What this task involves:
Copy each record exactly and skip its pictures.

Given records:
——————

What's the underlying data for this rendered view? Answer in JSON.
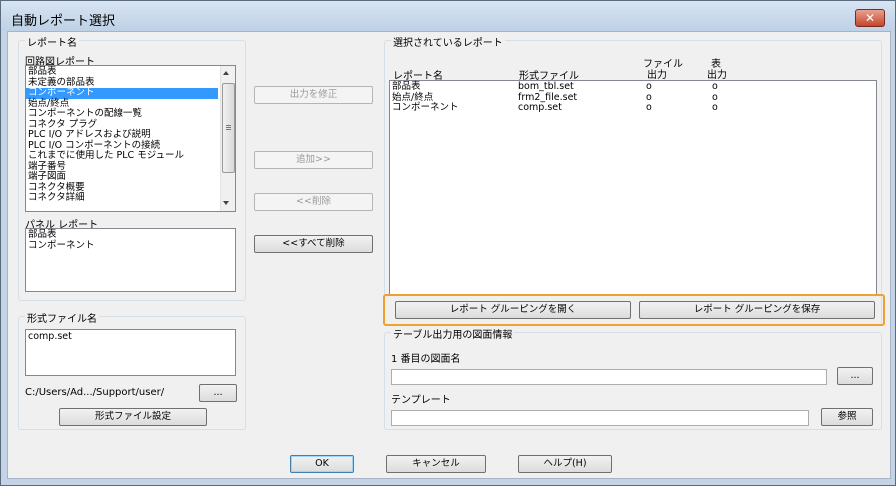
{
  "window": {
    "title": "自動レポート選択",
    "close_label": "✕"
  },
  "report_name": {
    "group_title": "レポート名",
    "schematic_label": "回路図レポート",
    "schematic_items": [
      {
        "label": "部品表",
        "selected": false
      },
      {
        "label": "未定義の部品表",
        "selected": false
      },
      {
        "label": "コンポーネント",
        "selected": true
      },
      {
        "label": "始点/終点",
        "selected": false
      },
      {
        "label": "コンポーネントの配線一覧",
        "selected": false
      },
      {
        "label": "コネクタ プラグ",
        "selected": false
      },
      {
        "label": "PLC I/O アドレスおよび説明",
        "selected": false
      },
      {
        "label": "PLC I/O コンポーネントの接続",
        "selected": false
      },
      {
        "label": "これまでに使用した PLC モジュール",
        "selected": false
      },
      {
        "label": "端子番号",
        "selected": false
      },
      {
        "label": "端子図面",
        "selected": false
      },
      {
        "label": "コネクタ概要",
        "selected": false
      },
      {
        "label": "コネクタ詳細",
        "selected": false
      }
    ],
    "panel_label": "パネル レポート",
    "panel_items": [
      "部品表",
      "コンポーネント"
    ]
  },
  "format_file": {
    "group_title": "形式ファイル名",
    "value": "comp.set",
    "path": "C:/Users/Ad.../Support/user/",
    "browse_label": "...",
    "settings_button": "形式ファイル設定"
  },
  "middle_buttons": {
    "modify_output": "出力を修正",
    "add": "追加>>",
    "remove": "<<削除",
    "remove_all": "<<すべて削除"
  },
  "selected_reports": {
    "group_title": "選択されているレポート",
    "columns": {
      "name": "レポート名",
      "format": "形式ファイル",
      "file_output_1": "ファイル",
      "file_output_2": "出力",
      "table_output_1": "表",
      "table_output_2": "出力"
    },
    "rows": [
      {
        "name": "部品表",
        "format": "bom_tbl.set",
        "file": "o",
        "table": "o"
      },
      {
        "name": "始点/終点",
        "format": "frm2_file.set",
        "file": "o",
        "table": "o"
      },
      {
        "name": "コンポーネント",
        "format": "comp.set",
        "file": "o",
        "table": "o"
      }
    ],
    "open_grouping": "レポート グルーピングを開く",
    "save_grouping": "レポート グルーピングを保存"
  },
  "table_output": {
    "group_title": "テーブル出力用の図面情報",
    "drawing_label": "1 番目の図面名",
    "drawing_value": "",
    "drawing_browse": "...",
    "template_label": "テンプレート",
    "template_value": "",
    "template_browse": "参照"
  },
  "dialog_buttons": {
    "ok": "OK",
    "cancel": "キャンセル",
    "help": "ヘルプ(H)"
  },
  "colors": {
    "selection": "#3399ff",
    "highlight_frame": "#f0a030",
    "title_bar": "#c4d4e6"
  }
}
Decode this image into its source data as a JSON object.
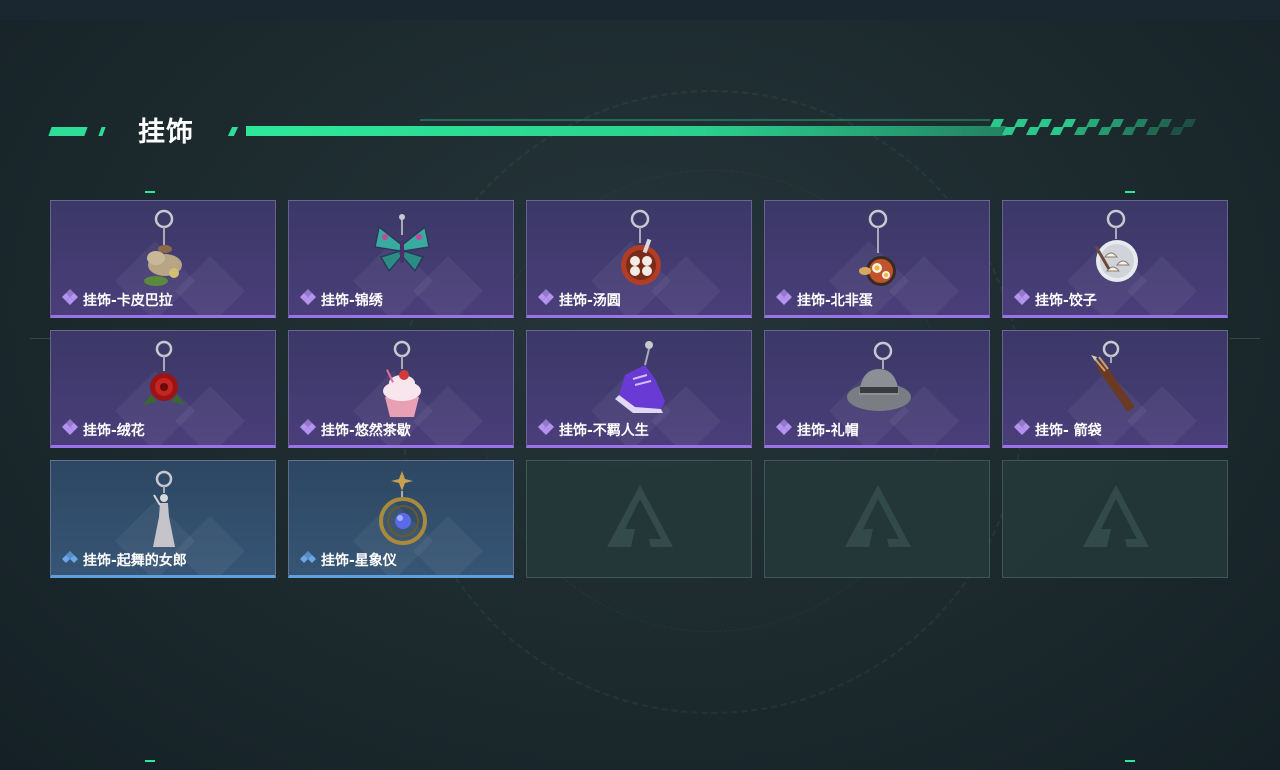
{
  "section": {
    "title": "挂饰"
  },
  "colors": {
    "accent": "#2ee89a",
    "purple_rarity": "#9a73e6",
    "blue_rarity": "#5fa0e0"
  },
  "items": [
    {
      "label": "挂饰-卡皮巴拉",
      "rarity": "purple",
      "icon": "capybara-charm-icon"
    },
    {
      "label": "挂饰-锦绣",
      "rarity": "purple",
      "icon": "butterfly-charm-icon"
    },
    {
      "label": "挂饰-汤圆",
      "rarity": "purple",
      "icon": "tangyuan-bowl-charm-icon"
    },
    {
      "label": "挂饰-北非蛋",
      "rarity": "purple",
      "icon": "shakshuka-charm-icon"
    },
    {
      "label": "挂饰-饺子",
      "rarity": "purple",
      "icon": "dumpling-plate-charm-icon"
    },
    {
      "label": "挂饰-绒花",
      "rarity": "purple",
      "icon": "velvet-flower-charm-icon"
    },
    {
      "label": "挂饰-悠然茶歇",
      "rarity": "purple",
      "icon": "cupcake-charm-icon"
    },
    {
      "label": "挂饰-不羁人生",
      "rarity": "purple",
      "icon": "sneaker-charm-icon"
    },
    {
      "label": "挂饰-礼帽",
      "rarity": "purple",
      "icon": "fedora-hat-charm-icon"
    },
    {
      "label": "挂饰- 箭袋",
      "rarity": "purple",
      "icon": "quiver-charm-icon"
    },
    {
      "label": "挂饰-起舞的女郎",
      "rarity": "blue",
      "icon": "dancing-lady-charm-icon"
    },
    {
      "label": "挂饰-星象仪",
      "rarity": "blue",
      "icon": "astrolabe-charm-icon"
    }
  ],
  "empty_slots": [
    {
      "icon": "empty-slot-logo-icon"
    },
    {
      "icon": "empty-slot-logo-icon"
    },
    {
      "icon": "empty-slot-logo-icon"
    }
  ]
}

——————

Solution to the problem:
What's the underlying data for this rendered view? Answer in JSON.
{
  "window": {
    "title": "自動レポート選択",
    "close_label": "✕"
  },
  "report_name": {
    "group_title": "レポート名",
    "schematic_label": "回路図レポート",
    "schematic_items": [
      {
        "label": "部品表",
        "selected": false
      },
      {
        "label": "未定義の部品表",
        "selected": false
      },
      {
        "label": "コンポーネント",
        "selected": true
      },
      {
        "label": "始点/終点",
        "selected": false
      },
      {
        "label": "コンポーネントの配線一覧",
        "selected": false
      },
      {
        "label": "コネクタ プラグ",
        "selected": false
      },
      {
        "label": "PLC I/O アドレスおよび説明",
        "selected": false
      },
      {
        "label": "PLC I/O コンポーネントの接続",
        "selected": false
      },
      {
        "label": "これまでに使用した PLC モジュール",
        "selected": false
      },
      {
        "label": "端子番号",
        "selected": false
      },
      {
        "label": "端子図面",
        "selected": false
      },
      {
        "label": "コネクタ概要",
        "selected": false
      },
      {
        "label": "コネクタ詳細",
        "selected": false
      }
    ],
    "panel_label": "パネル レポート",
    "panel_items": [
      "部品表",
      "コンポーネント"
    ]
  },
  "format_file": {
    "group_title": "形式ファイル名",
    "value": "comp.set",
    "path": "C:/Users/Ad.../Support/user/",
    "browse_label": "...",
    "settings_button": "形式ファイル設定"
  },
  "middle_buttons": {
    "modify_output": "出力を修正",
    "add": "追加>>",
    "remove": "<<削除",
    "remove_all": "<<すべて削除"
  },
  "selected_reports": {
    "group_title": "選択されているレポート",
    "columns": {
      "name": "レポート名",
      "format": "形式ファイル",
      "file_output_1": "ファイル",
      "file_output_2": "出力",
      "table_output_1": "表",
      "table_output_2": "出力"
    },
    "rows": [
      {
        "name": "部品表",
        "format": "bom_tbl.set",
        "file": "o",
        "table": "o"
      },
      {
        "name": "始点/終点",
        "format": "frm2_file.set",
        "file": "o",
        "table": "o"
      },
      {
        "name": "コンポーネント",
        "format": "comp.set",
        "file": "o",
        "table": "o"
      }
    ],
    "open_grouping": "レポート グルーピングを開く",
    "save_grouping": "レポート グルーピングを保存"
  },
  "table_output": {
    "group_title": "テーブル出力用の図面情報",
    "drawing_label": "1 番目の図面名",
    "drawing_value": "",
    "drawing_browse": "...",
    "template_label": "テンプレート",
    "template_value": "",
    "template_browse": "参照"
  },
  "dialog_buttons": {
    "ok": "OK",
    "cancel": "キャンセル",
    "help": "ヘルプ(H)"
  },
  "colors": {
    "selection": "#3399ff",
    "highlight_frame": "#f0a030",
    "title_bar": "#c4d4e6"
  }
}
Decode this image into its source data as a JSON object.
{
  "section": {
    "title": "挂饰"
  },
  "colors": {
    "accent": "#2ee89a",
    "purple_rarity": "#9a73e6",
    "blue_rarity": "#5fa0e0"
  },
  "items": [
    {
      "label": "挂饰-卡皮巴拉",
      "rarity": "purple",
      "icon": "capybara-charm-icon"
    },
    {
      "label": "挂饰-锦绣",
      "rarity": "purple",
      "icon": "butterfly-charm-icon"
    },
    {
      "label": "挂饰-汤圆",
      "rarity": "purple",
      "icon": "tangyuan-bowl-charm-icon"
    },
    {
      "label": "挂饰-北非蛋",
      "rarity": "purple",
      "icon": "shakshuka-charm-icon"
    },
    {
      "label": "挂饰-饺子",
      "rarity": "purple",
      "icon": "dumpling-plate-charm-icon"
    },
    {
      "label": "挂饰-绒花",
      "rarity": "purple",
      "icon": "velvet-flower-charm-icon"
    },
    {
      "label": "挂饰-悠然茶歇",
      "rarity": "purple",
      "icon": "cupcake-charm-icon"
    },
    {
      "label": "挂饰-不羁人生",
      "rarity": "purple",
      "icon": "sneaker-charm-icon"
    },
    {
      "label": "挂饰-礼帽",
      "rarity": "purple",
      "icon": "fedora-hat-charm-icon"
    },
    {
      "label": "挂饰- 箭袋",
      "rarity": "purple",
      "icon": "quiver-charm-icon"
    },
    {
      "label": "挂饰-起舞的女郎",
      "rarity": "blue",
      "icon": "dancing-lady-charm-icon"
    },
    {
      "label": "挂饰-星象仪",
      "rarity": "blue",
      "icon": "astrolabe-charm-icon"
    }
  ],
  "empty_slots": [
    {
      "icon": "empty-slot-logo-icon"
    },
    {
      "icon": "empty-slot-logo-icon"
    },
    {
      "icon": "empty-slot-logo-icon"
    }
  ]
}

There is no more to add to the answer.